Yes, alas, it was there, bolted and barred by big balks of timber! The lock-keeper came out and looked at us, shook his head, and said he thought we should have to go back. I had forgotten to purchase dynamite, and it really looked as if all progress was impossible. We made fast and a large Lincolnshire man strolled up. He heard our tale of woe, bit a large piece of tobacco of one of my plugs, and then said ‘Might pull her over if we’d some help’. Grand, nay, superbly magnificent idea! But where to get the help? For no houses were visible. Oh, he’d just look up some friends of his who would come along (it being Saturday) and give a hand if there was anything forthcoming for their trouble!
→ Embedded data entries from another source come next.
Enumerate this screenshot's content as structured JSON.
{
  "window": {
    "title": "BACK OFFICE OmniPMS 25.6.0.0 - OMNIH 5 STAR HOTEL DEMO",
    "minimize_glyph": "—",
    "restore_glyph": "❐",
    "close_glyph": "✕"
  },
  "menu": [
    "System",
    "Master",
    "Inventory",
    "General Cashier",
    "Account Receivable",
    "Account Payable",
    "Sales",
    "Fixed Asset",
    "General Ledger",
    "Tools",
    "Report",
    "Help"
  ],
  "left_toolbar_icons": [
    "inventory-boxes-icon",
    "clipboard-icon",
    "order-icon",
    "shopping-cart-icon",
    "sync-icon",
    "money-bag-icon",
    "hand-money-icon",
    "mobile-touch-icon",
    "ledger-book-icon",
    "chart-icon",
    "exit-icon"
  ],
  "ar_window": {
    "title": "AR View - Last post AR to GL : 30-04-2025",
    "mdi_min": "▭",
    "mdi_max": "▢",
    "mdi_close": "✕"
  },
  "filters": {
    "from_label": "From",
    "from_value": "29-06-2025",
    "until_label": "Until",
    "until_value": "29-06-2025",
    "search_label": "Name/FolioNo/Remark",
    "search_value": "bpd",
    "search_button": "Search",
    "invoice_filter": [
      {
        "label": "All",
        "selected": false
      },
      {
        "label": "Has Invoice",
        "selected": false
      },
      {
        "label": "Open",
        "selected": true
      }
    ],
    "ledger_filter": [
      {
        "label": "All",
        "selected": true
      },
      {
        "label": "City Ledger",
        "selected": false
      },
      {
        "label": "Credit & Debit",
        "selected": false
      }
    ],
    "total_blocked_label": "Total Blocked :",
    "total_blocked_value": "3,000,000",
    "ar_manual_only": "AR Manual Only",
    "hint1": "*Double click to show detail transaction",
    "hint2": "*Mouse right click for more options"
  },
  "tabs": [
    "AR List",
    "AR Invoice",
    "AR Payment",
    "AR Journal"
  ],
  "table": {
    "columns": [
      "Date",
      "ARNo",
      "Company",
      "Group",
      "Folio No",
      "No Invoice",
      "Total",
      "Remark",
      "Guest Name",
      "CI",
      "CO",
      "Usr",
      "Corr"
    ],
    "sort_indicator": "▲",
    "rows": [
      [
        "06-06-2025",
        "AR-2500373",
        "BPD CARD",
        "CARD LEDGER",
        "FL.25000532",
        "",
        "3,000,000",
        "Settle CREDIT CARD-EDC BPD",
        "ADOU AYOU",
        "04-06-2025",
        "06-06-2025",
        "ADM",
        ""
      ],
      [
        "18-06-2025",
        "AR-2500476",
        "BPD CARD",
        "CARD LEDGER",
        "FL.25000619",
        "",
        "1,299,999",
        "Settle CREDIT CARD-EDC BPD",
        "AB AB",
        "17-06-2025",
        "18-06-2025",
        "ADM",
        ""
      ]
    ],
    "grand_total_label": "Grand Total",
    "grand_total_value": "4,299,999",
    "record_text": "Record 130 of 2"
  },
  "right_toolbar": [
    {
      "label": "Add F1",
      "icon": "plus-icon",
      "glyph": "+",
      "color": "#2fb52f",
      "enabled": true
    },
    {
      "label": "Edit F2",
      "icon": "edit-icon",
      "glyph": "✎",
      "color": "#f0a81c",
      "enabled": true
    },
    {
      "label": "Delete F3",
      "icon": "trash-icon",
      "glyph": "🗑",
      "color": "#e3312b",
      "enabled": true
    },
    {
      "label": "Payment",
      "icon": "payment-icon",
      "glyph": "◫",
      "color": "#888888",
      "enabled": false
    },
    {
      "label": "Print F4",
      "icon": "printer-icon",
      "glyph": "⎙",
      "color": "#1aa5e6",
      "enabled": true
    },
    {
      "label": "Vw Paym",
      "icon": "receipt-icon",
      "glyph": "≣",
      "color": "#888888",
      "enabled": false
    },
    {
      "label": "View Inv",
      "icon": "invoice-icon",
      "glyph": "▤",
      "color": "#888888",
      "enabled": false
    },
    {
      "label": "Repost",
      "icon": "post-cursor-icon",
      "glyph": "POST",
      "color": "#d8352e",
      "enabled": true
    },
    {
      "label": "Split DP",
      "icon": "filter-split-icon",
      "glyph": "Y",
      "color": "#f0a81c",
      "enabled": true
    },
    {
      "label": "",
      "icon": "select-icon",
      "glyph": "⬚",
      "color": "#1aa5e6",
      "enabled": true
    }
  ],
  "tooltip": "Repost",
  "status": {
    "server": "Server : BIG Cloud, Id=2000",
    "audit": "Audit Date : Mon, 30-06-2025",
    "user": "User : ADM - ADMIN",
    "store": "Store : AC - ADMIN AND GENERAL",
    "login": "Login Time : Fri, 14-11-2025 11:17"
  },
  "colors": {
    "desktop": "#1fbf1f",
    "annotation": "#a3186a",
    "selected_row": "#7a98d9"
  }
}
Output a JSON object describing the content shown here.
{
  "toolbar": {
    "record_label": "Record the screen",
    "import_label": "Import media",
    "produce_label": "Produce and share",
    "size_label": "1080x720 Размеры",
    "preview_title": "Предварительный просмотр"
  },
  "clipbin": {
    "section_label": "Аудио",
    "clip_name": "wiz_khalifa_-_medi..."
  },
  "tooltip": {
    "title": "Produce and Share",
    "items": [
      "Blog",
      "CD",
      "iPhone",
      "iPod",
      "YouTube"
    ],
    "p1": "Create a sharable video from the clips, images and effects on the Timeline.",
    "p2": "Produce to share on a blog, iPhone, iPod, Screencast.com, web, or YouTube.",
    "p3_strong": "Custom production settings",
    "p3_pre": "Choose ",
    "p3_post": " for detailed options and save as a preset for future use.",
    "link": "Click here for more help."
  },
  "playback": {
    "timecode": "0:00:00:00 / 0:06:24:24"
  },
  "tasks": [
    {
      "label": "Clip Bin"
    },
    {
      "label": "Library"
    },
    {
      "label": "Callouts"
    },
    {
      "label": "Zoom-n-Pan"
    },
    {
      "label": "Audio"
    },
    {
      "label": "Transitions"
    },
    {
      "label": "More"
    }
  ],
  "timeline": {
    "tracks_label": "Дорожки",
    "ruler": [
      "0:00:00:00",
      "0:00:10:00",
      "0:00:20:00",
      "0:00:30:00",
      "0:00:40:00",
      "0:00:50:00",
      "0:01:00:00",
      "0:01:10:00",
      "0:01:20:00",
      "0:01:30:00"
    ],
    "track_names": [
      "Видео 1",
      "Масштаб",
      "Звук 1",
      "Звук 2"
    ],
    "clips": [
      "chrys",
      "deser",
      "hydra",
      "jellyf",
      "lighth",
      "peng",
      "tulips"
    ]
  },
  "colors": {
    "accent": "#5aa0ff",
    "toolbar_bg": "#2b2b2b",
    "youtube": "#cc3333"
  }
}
Good heavens! I would give untold gold rather than go back, and speeded him on his way with large promises and a three-finger nip of whisky as an earnest of good things to come.
So off he went, and we began to strip the boat and carry the things beyond the lock. Presently he returned with four other men like unto himself in stature. The five then solemnly undertook to haul the ‘Cherub’ over the bank, along the lock side, and launch her again for the sum of two shillings each and a quart of beer apiece, and to exercise all due care in the operation. We had only the oars to roll her on and our own cables to haul with, but, after much pulling, splashing, and sweating, we succeeded in getting that 8 cwt. of bare boat out of the river, dragged her some hundred yards through nettles, weeds, and rushes, and launched her into her native element below the lock.
Never was a boat fitted out in so short a time. In half an hour or so we were being towed down the river to a little ‘pub’. That must have depended upon the beasts of the field and the birds of the air for its customers, for it stood quite alone, hiding behind the river-bank, and in its modest parlour I settled up with my helpers, the sum of 11s. 8d. Satisfying all their claims, and, to judge by their remarks, leaving them my debtors. A little breeze springing up, we went on our way, the five stalwarts lined up on the bank watching us disappear into the rain and mist, and the crew of the ‘Cherub’ certainly light-hearted.
We got to Boston next day in a howling gale, a wintry blast from the north lashing the river into wavelets. I returned on board after a tramp through the town, feeling that the gods were making sport of all sailors in sending such weather.